ASSIGNMENT
Nothing but the pictures should be left out when the entries below are duplicated.

Start of SUPPLIED RECORDS

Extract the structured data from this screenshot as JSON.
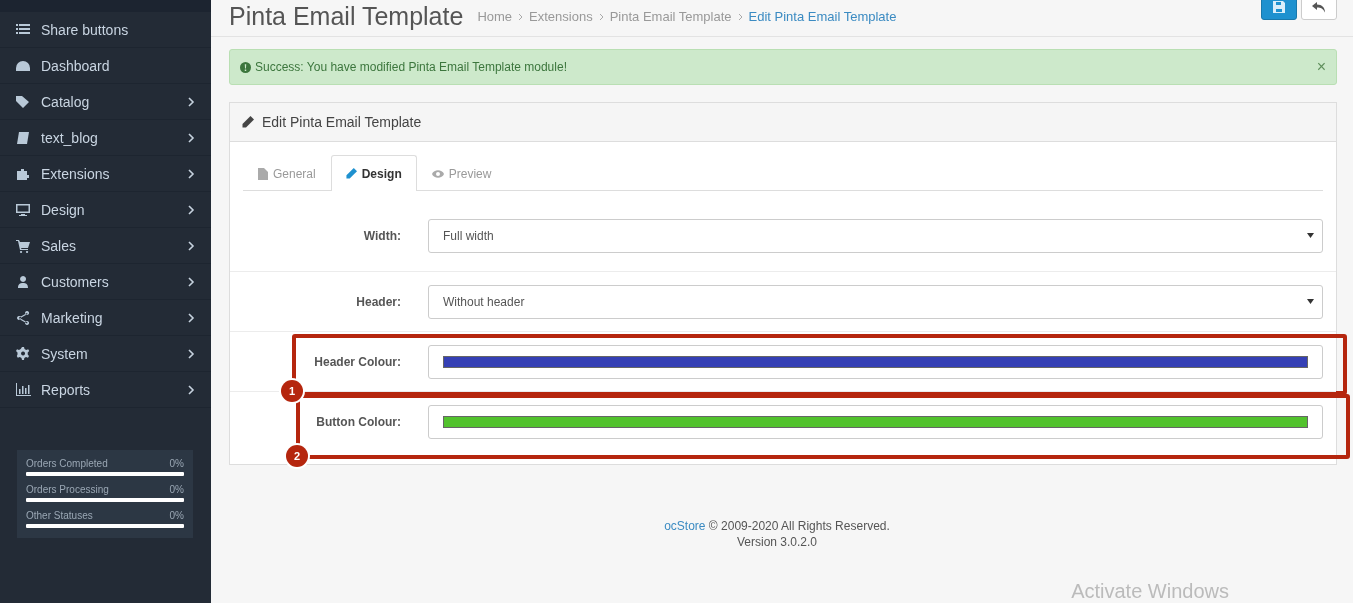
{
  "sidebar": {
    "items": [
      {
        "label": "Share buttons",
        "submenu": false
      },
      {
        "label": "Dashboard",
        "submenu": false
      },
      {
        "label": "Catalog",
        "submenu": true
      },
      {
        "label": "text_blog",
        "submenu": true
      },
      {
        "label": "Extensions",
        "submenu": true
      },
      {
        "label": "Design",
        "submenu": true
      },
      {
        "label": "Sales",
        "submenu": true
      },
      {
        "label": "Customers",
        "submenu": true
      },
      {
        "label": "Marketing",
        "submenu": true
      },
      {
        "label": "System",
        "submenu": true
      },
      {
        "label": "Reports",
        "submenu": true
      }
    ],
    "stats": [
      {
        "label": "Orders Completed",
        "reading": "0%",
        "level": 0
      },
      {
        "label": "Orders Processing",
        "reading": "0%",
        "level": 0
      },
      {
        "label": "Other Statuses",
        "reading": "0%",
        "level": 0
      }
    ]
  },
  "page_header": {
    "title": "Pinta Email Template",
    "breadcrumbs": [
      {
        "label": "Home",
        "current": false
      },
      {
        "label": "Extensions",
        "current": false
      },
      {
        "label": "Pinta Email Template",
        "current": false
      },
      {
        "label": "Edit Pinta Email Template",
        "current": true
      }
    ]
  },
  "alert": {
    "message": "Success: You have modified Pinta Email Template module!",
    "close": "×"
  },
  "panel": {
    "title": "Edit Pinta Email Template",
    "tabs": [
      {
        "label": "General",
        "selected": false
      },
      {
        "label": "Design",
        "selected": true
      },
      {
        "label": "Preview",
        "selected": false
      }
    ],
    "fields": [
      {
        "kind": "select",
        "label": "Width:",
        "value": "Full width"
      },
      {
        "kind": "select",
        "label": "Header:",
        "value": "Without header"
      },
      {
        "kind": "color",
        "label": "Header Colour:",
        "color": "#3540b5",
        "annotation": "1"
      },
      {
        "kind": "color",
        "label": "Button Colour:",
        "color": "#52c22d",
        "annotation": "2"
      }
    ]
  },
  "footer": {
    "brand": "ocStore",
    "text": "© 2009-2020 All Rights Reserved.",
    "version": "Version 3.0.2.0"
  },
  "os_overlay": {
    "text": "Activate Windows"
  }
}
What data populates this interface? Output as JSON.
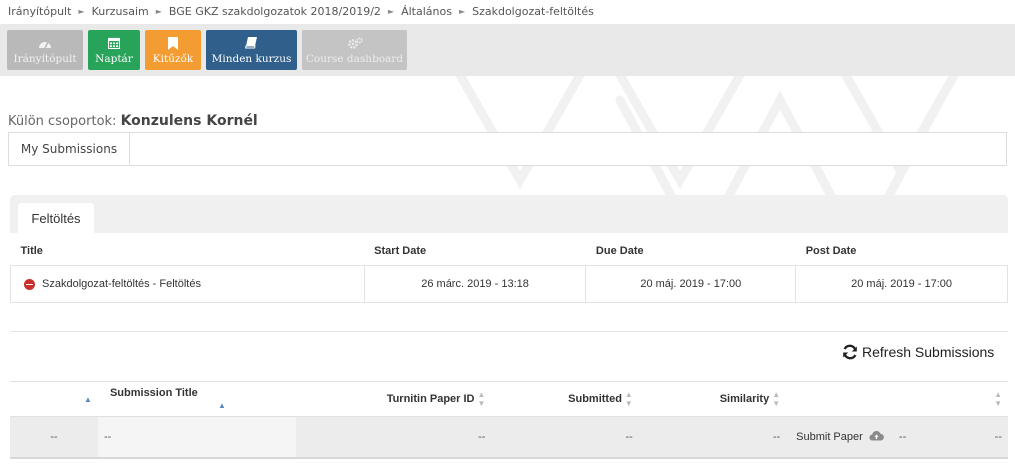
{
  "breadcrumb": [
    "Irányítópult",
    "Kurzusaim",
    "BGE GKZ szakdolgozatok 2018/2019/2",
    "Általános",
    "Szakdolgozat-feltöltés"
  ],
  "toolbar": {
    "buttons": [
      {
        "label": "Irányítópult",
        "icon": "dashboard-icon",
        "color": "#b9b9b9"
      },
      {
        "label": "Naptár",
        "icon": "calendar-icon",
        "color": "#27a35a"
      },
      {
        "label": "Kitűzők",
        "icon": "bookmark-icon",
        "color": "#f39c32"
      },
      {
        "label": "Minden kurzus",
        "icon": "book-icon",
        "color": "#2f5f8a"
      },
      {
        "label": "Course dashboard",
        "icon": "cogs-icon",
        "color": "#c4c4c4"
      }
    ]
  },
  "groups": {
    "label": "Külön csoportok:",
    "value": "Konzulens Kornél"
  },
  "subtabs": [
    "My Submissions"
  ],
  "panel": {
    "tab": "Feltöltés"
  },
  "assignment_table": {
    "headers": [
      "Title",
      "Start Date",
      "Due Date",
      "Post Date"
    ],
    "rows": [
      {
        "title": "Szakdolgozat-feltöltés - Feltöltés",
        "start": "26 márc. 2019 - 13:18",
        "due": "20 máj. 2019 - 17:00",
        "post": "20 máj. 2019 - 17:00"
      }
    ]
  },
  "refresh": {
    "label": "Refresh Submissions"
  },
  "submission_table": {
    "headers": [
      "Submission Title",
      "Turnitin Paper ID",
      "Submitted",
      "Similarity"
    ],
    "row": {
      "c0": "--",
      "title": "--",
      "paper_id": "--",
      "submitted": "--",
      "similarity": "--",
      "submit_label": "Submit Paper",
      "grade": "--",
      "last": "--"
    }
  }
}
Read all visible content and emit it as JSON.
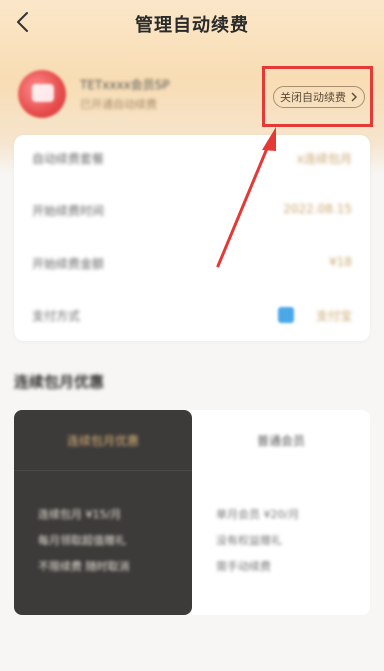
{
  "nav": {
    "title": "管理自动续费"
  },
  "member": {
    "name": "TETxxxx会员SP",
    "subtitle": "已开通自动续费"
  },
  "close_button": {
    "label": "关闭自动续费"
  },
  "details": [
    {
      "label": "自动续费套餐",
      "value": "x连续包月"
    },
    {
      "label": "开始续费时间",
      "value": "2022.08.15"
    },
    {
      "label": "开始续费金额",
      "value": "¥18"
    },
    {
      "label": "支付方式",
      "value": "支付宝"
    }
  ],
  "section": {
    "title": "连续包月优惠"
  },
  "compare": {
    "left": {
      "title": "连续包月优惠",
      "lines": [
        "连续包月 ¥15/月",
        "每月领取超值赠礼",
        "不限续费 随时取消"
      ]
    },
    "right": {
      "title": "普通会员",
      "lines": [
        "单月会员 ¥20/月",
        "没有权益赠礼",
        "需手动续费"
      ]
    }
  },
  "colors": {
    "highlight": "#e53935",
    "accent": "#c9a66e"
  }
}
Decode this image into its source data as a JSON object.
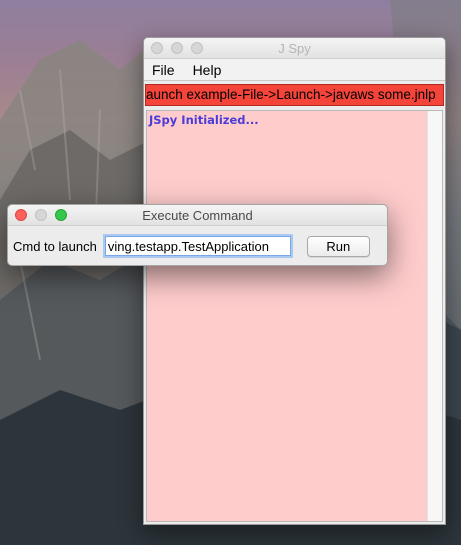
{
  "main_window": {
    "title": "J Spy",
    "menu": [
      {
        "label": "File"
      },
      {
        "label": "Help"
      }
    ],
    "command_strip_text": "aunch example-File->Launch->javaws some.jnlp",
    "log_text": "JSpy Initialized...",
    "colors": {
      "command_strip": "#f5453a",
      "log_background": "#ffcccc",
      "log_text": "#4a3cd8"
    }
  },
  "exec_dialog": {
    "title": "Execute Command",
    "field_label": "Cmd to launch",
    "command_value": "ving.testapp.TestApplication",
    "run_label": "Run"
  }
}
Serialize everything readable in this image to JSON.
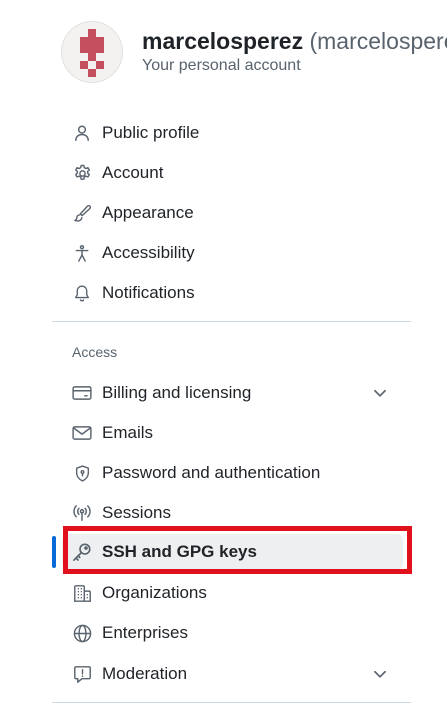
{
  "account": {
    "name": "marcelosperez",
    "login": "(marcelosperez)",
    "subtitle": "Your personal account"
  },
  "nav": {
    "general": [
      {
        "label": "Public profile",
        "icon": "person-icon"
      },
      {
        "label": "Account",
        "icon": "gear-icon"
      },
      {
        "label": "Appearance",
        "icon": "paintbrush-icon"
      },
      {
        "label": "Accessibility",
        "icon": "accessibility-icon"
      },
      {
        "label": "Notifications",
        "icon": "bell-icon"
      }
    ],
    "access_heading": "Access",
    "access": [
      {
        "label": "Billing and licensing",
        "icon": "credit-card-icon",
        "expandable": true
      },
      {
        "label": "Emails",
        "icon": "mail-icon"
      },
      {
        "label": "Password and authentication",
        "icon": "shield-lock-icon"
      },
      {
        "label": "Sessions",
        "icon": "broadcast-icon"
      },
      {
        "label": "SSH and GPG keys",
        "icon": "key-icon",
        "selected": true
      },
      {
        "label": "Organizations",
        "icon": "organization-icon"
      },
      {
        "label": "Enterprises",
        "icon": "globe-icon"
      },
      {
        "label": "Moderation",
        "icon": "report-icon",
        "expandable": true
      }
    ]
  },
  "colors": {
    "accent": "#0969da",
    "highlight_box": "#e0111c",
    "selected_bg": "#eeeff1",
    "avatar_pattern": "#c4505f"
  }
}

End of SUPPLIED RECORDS

TASK RESPONSE
Extract the structured data from this screenshot as JSON.
{
  "sidebar": {
    "items": [
      {
        "label": "Share buttons",
        "submenu": false
      },
      {
        "label": "Dashboard",
        "submenu": false
      },
      {
        "label": "Catalog",
        "submenu": true
      },
      {
        "label": "text_blog",
        "submenu": true
      },
      {
        "label": "Extensions",
        "submenu": true
      },
      {
        "label": "Design",
        "submenu": true
      },
      {
        "label": "Sales",
        "submenu": true
      },
      {
        "label": "Customers",
        "submenu": true
      },
      {
        "label": "Marketing",
        "submenu": true
      },
      {
        "label": "System",
        "submenu": true
      },
      {
        "label": "Reports",
        "submenu": true
      }
    ],
    "stats": [
      {
        "label": "Orders Completed",
        "reading": "0%",
        "level": 0
      },
      {
        "label": "Orders Processing",
        "reading": "0%",
        "level": 0
      },
      {
        "label": "Other Statuses",
        "reading": "0%",
        "level": 0
      }
    ]
  },
  "page_header": {
    "title": "Pinta Email Template",
    "breadcrumbs": [
      {
        "label": "Home",
        "current": false
      },
      {
        "label": "Extensions",
        "current": false
      },
      {
        "label": "Pinta Email Template",
        "current": false
      },
      {
        "label": "Edit Pinta Email Template",
        "current": true
      }
    ]
  },
  "alert": {
    "message": "Success: You have modified Pinta Email Template module!",
    "close": "×"
  },
  "panel": {
    "title": "Edit Pinta Email Template",
    "tabs": [
      {
        "label": "General",
        "selected": false
      },
      {
        "label": "Design",
        "selected": true
      },
      {
        "label": "Preview",
        "selected": false
      }
    ],
    "fields": [
      {
        "kind": "select",
        "label": "Width:",
        "value": "Full width"
      },
      {
        "kind": "select",
        "label": "Header:",
        "value": "Without header"
      },
      {
        "kind": "color",
        "label": "Header Colour:",
        "color": "#3540b5",
        "annotation": "1"
      },
      {
        "kind": "color",
        "label": "Button Colour:",
        "color": "#52c22d",
        "annotation": "2"
      }
    ]
  },
  "footer": {
    "brand": "ocStore",
    "text": "© 2009-2020 All Rights Reserved.",
    "version": "Version 3.0.2.0"
  },
  "os_overlay": {
    "text": "Activate Windows"
  }
}
What data populates this interface? Output as JSON.
{
  "breadcrumb": [
    "Irányítópult",
    "Kurzusaim",
    "BGE GKZ szakdolgozatok 2018/2019/2",
    "Általános",
    "Szakdolgozat-feltöltés"
  ],
  "toolbar": {
    "buttons": [
      {
        "label": "Irányítópult",
        "icon": "dashboard-icon",
        "color": "#b9b9b9"
      },
      {
        "label": "Naptár",
        "icon": "calendar-icon",
        "color": "#27a35a"
      },
      {
        "label": "Kitűzők",
        "icon": "bookmark-icon",
        "color": "#f39c32"
      },
      {
        "label": "Minden kurzus",
        "icon": "book-icon",
        "color": "#2f5f8a"
      },
      {
        "label": "Course dashboard",
        "icon": "cogs-icon",
        "color": "#c4c4c4"
      }
    ]
  },
  "groups": {
    "label": "Külön csoportok:",
    "value": "Konzulens Kornél"
  },
  "subtabs": [
    "My Submissions"
  ],
  "panel": {
    "tab": "Feltöltés"
  },
  "assignment_table": {
    "headers": [
      "Title",
      "Start Date",
      "Due Date",
      "Post Date"
    ],
    "rows": [
      {
        "title": "Szakdolgozat-feltöltés - Feltöltés",
        "start": "26 márc. 2019 - 13:18",
        "due": "20 máj. 2019 - 17:00",
        "post": "20 máj. 2019 - 17:00"
      }
    ]
  },
  "refresh": {
    "label": "Refresh Submissions"
  },
  "submission_table": {
    "headers": [
      "Submission Title",
      "Turnitin Paper ID",
      "Submitted",
      "Similarity"
    ],
    "row": {
      "c0": "--",
      "title": "--",
      "paper_id": "--",
      "submitted": "--",
      "similarity": "--",
      "submit_label": "Submit Paper",
      "grade": "--",
      "last": "--"
    }
  }
}
Read all visible content and emit it as JSON.
{
  "nav": {
    "title": "管理自动续费"
  },
  "member": {
    "name": "TETxxxx会员SP",
    "subtitle": "已开通自动续费"
  },
  "close_button": {
    "label": "关闭自动续费"
  },
  "details": [
    {
      "label": "自动续费套餐",
      "value": "x连续包月"
    },
    {
      "label": "开始续费时间",
      "value": "2022.08.15"
    },
    {
      "label": "开始续费金额",
      "value": "¥18"
    },
    {
      "label": "支付方式",
      "value": "支付宝"
    }
  ],
  "section": {
    "title": "连续包月优惠"
  },
  "compare": {
    "left": {
      "title": "连续包月优惠",
      "lines": [
        "连续包月 ¥15/月",
        "每月领取超值赠礼",
        "不限续费 随时取消"
      ]
    },
    "right": {
      "title": "普通会员",
      "lines": [
        "单月会员 ¥20/月",
        "没有权益赠礼",
        "需手动续费"
      ]
    }
  },
  "colors": {
    "highlight": "#e53935",
    "accent": "#c9a66e"
  }
}
Decode this image into its source data as a JSON object.
{
  "main_window": {
    "title": "J Spy",
    "menu": [
      {
        "label": "File"
      },
      {
        "label": "Help"
      }
    ],
    "command_strip_text": "aunch example-File->Launch->javaws some.jnlp",
    "log_text": "JSpy Initialized...",
    "colors": {
      "command_strip": "#f5453a",
      "log_background": "#ffcccc",
      "log_text": "#4a3cd8"
    }
  },
  "exec_dialog": {
    "title": "Execute Command",
    "field_label": "Cmd to launch",
    "command_value": "ving.testapp.TestApplication",
    "run_label": "Run"
  }
}
Serialize everything readable in this image to JSON.
{
  "account": {
    "name": "marcelosperez",
    "login": "(marcelosperez)",
    "subtitle": "Your personal account"
  },
  "nav": {
    "general": [
      {
        "label": "Public profile",
        "icon": "person-icon"
      },
      {
        "label": "Account",
        "icon": "gear-icon"
      },
      {
        "label": "Appearance",
        "icon": "paintbrush-icon"
      },
      {
        "label": "Accessibility",
        "icon": "accessibility-icon"
      },
      {
        "label": "Notifications",
        "icon": "bell-icon"
      }
    ],
    "access_heading": "Access",
    "access": [
      {
        "label": "Billing and licensing",
        "icon": "credit-card-icon",
        "expandable": true
      },
      {
        "label": "Emails",
        "icon": "mail-icon"
      },
      {
        "label": "Password and authentication",
        "icon": "shield-lock-icon"
      },
      {
        "label": "Sessions",
        "icon": "broadcast-icon"
      },
      {
        "label": "SSH and GPG keys",
        "icon": "key-icon",
        "selected": true
      },
      {
        "label": "Organizations",
        "icon": "organization-icon"
      },
      {
        "label": "Enterprises",
        "icon": "globe-icon"
      },
      {
        "label": "Moderation",
        "icon": "report-icon",
        "expandable": true
      }
    ]
  },
  "colors": {
    "accent": "#0969da",
    "highlight_box": "#e0111c",
    "selected_bg": "#eeeff1",
    "avatar_pattern": "#c4505f"
  }
}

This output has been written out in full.